A Lagos Division of the Federal High Court on Friday called for further addresses from counsel in the trial of an ex-aide to former President Goodluck Jonathan, Waripamo Owei-Dudafa, charged with N1.6 billion money laundering.
Justice Mohammed Idris who now sits on appellate jurisdiction had on February 27, reserved judgement in the case, after defence counsel adopted their final addresses.
Mr Dudafa was charged by the Economic and Financial Crimes Commission (EFCC) along with one Joseph Iwejuo, a staff of Heritage Bank, on a 23-count charge bordering on conspiracy, money laundering and concealment of proceeds of crime.
They, however, pleaded not guilty.
The EFCC arraigned them on counts of conspiracy to conceal proceeds of crime amounting to over N1.6 billion on June 11, 2013
The prosecution closed its case on March 16, 2018, after calling seven witnesses and tendering several exhibits.
The defence initially filed and argued a no-case submission, and urged the court to dismiss the case on grounds that the prosecution failed to establish any case against them.
Mr Idris had in a ruling delivered in August 2018, dismissed the no-case submission on grounds that the defendants had some explanations to make on the exhibits and evidence adduced by prosecution.
Defence consequently called two witnesses so far and tendered exhibits.
It closed its case in November 2018 and final addresses were adopted on February 27, while judgment was reserved.
On Friday, Mr Idris returned to the Federal High Court and announced that the 90-day period provided by law for judgment to be delivered had expired.
“I have carried out a page-by-page examination of the entirety of the more than 600 pages of the statement of accounts that had been tendered in evidence in this case, and the judgment has been written.
“However, in line with decided cases, and acting ex abundanti cautella (with abundant caution), I deemed it being privileged to be in the Court of Appeal.
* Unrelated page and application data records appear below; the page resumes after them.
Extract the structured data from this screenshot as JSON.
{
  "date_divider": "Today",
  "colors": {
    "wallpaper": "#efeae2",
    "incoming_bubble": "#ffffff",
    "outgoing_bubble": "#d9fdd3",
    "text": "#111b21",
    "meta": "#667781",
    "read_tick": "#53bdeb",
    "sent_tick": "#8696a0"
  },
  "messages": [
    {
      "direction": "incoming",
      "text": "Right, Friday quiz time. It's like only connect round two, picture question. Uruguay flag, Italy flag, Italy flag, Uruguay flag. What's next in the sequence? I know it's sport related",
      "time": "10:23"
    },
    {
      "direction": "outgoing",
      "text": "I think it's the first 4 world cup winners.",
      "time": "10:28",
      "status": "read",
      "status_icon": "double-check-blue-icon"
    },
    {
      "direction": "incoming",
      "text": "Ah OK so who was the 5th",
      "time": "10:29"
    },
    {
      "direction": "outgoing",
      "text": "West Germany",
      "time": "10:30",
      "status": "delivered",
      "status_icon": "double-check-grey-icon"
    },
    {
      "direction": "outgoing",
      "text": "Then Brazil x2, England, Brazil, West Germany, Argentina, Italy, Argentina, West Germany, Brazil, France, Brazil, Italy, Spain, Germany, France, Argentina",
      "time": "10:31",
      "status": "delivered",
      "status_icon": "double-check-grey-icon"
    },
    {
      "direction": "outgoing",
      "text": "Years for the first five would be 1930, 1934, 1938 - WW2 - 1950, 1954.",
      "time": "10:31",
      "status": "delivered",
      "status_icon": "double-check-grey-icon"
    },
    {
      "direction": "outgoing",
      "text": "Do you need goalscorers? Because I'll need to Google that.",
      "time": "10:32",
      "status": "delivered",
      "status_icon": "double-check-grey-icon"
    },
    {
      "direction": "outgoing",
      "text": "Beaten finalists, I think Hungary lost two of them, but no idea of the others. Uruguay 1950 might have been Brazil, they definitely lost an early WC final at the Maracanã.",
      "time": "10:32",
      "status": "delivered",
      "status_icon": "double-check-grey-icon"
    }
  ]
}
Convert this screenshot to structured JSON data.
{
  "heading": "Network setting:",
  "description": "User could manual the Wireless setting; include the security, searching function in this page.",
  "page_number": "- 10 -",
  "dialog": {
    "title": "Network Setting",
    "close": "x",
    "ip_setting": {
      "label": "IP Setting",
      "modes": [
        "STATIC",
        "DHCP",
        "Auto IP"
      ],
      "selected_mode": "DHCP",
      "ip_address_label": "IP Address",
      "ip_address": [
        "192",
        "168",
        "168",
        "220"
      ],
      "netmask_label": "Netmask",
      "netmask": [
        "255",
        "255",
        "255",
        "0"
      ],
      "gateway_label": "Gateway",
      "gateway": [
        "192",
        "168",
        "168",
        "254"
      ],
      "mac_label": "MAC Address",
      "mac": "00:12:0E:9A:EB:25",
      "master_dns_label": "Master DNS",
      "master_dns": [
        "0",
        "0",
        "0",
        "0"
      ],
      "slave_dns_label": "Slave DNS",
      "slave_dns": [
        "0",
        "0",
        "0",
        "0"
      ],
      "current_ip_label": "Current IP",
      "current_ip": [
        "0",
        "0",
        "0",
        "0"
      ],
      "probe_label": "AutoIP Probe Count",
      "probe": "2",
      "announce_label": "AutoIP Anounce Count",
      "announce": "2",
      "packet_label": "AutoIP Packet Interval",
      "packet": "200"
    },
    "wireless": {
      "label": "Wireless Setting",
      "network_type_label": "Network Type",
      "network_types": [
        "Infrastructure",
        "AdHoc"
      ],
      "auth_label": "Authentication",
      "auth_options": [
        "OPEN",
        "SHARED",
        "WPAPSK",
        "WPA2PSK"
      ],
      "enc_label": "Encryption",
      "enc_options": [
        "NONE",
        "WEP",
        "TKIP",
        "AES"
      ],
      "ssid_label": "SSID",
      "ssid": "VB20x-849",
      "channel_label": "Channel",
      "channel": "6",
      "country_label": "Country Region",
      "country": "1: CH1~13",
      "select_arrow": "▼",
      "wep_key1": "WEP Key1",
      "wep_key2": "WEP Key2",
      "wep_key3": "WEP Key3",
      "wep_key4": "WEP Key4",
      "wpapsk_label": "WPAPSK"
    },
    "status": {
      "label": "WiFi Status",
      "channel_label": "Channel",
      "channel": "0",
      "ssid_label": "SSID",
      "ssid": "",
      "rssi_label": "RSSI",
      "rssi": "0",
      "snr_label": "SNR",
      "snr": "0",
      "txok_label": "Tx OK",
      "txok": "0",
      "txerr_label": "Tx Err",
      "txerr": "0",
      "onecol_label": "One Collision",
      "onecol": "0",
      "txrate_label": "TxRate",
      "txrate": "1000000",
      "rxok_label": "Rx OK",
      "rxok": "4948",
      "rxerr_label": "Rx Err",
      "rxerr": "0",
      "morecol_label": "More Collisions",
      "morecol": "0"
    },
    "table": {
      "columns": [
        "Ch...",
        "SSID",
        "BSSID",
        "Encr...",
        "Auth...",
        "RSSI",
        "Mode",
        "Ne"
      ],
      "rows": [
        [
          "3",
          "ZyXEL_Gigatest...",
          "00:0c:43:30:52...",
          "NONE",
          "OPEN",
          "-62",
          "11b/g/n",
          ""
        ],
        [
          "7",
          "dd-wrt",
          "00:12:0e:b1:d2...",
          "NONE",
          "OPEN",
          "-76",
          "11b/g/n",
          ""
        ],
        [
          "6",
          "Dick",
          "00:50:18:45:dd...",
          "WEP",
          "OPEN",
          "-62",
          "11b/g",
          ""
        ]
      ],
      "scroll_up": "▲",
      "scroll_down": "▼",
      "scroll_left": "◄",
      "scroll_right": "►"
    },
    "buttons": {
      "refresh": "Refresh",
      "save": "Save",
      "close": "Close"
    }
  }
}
“If any court of law raises an issue of law suo motu (on its own), and goes ahead to make pronouncement without affording counsel the opportunity of addressing it on those issues, the entire judgment will be set aside on appeal.
“This is in line with the requirement of Section 36 of the Constitution which guarantees the right to fair hearing.
“Reading through my judgment, I discovered that I might have raised issues of law, which I thought are important. I call the attention of counsel so that I am addressed briefly on it,” he said.
According to the judge, the question to be addressed is on the relationship, if any, between the provisions of Section 27(3) (c) of the EFCC Establishment Act and Sections 7(2), 16 and 17 of same Act, as they relate to the charge.
“This is the simple issue I want learned counsel to address the court on,” he said.
He, therefore, urged counsel to file addressees on June 3, after which it will hear submissions and further reserve judgment.